▸ PROBLEM TO WORK ON
All lines in the data that hold the word "bóng" need copying.

▸ DATASET CONTENT
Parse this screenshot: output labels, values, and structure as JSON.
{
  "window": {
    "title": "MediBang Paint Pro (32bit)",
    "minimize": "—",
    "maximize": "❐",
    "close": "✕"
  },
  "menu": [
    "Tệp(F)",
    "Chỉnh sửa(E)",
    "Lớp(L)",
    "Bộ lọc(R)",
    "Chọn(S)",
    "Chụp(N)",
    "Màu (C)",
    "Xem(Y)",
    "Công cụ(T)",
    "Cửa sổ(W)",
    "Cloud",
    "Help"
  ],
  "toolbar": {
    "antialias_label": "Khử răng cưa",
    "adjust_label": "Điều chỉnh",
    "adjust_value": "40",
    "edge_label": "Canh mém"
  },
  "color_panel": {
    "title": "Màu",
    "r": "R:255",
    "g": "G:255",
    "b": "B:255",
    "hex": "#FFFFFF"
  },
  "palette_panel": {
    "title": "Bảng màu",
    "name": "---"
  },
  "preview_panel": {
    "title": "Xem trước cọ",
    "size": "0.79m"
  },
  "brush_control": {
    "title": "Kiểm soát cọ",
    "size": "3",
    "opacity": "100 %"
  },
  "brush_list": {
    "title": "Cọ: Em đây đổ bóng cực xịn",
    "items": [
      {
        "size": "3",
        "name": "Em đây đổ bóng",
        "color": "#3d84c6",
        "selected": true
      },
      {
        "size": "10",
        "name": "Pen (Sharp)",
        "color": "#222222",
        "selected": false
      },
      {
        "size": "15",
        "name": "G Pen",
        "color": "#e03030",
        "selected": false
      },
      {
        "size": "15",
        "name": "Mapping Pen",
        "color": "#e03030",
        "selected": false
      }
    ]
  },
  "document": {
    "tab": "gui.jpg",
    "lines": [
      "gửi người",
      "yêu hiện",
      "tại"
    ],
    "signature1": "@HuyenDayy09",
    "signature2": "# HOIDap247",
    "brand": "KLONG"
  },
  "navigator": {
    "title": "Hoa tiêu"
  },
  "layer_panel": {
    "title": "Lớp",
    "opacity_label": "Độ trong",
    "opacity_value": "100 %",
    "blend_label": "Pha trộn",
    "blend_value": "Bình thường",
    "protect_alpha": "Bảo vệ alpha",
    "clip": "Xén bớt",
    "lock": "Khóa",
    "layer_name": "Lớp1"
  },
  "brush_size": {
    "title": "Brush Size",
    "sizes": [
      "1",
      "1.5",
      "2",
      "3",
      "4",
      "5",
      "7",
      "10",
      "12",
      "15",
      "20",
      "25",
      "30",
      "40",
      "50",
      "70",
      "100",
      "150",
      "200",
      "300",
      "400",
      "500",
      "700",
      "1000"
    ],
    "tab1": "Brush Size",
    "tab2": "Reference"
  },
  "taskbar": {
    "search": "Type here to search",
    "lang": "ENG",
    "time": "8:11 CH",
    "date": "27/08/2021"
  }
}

▸ EXERCISE SOLUTION
    "title": "Cọ: Em đây đổ bóng cực xịn",
        "name": "Em đây đổ bóng",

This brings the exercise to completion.